What to do:
Work out how many lines of the records hold the string "title", and reply with that number alone.

Interface dataset entries:
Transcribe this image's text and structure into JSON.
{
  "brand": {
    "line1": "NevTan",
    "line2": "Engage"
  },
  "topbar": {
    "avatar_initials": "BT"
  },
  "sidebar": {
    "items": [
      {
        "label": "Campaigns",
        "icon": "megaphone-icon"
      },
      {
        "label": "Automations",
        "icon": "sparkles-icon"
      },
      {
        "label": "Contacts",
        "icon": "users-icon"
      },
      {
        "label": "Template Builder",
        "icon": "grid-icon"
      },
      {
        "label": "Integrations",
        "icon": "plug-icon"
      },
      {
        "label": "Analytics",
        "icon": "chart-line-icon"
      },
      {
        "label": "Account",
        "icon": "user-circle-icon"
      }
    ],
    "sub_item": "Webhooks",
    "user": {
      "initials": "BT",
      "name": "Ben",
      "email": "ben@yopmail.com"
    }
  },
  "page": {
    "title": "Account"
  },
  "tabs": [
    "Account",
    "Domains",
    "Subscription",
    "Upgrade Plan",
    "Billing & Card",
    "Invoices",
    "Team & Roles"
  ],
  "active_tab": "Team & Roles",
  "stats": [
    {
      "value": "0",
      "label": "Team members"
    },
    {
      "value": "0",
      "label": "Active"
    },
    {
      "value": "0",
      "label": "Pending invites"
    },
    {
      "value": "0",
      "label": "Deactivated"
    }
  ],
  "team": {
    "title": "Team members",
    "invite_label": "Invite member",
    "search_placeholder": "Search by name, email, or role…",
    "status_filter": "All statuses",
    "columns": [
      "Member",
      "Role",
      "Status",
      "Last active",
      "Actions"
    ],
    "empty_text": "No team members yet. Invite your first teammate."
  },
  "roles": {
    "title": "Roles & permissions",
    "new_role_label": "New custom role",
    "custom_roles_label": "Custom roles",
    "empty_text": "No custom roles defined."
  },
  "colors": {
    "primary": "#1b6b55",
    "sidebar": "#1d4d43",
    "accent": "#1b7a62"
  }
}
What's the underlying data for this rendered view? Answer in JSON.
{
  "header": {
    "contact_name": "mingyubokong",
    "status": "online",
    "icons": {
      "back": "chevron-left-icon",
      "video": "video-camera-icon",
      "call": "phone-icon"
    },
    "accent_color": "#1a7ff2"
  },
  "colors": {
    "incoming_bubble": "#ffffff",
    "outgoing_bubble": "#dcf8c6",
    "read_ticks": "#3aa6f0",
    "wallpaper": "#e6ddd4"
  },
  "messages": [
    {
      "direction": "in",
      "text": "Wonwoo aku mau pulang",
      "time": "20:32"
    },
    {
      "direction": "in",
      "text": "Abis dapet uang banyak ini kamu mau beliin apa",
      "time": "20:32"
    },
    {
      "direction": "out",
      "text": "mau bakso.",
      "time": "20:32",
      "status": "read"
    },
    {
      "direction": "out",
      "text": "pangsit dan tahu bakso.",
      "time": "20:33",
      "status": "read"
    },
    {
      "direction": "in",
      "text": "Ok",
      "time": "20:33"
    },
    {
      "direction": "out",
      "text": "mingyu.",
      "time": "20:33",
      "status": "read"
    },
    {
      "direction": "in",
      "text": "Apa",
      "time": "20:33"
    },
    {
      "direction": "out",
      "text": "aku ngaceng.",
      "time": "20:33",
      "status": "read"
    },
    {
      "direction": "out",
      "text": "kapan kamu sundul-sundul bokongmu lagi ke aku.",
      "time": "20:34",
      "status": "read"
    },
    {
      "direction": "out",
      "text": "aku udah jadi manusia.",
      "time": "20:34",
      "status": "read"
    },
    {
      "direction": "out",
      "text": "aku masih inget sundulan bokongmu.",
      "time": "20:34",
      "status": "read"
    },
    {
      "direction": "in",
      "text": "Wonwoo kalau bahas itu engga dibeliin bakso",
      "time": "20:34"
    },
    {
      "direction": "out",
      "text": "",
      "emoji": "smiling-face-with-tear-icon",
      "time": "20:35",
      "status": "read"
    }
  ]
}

Output of the task:
3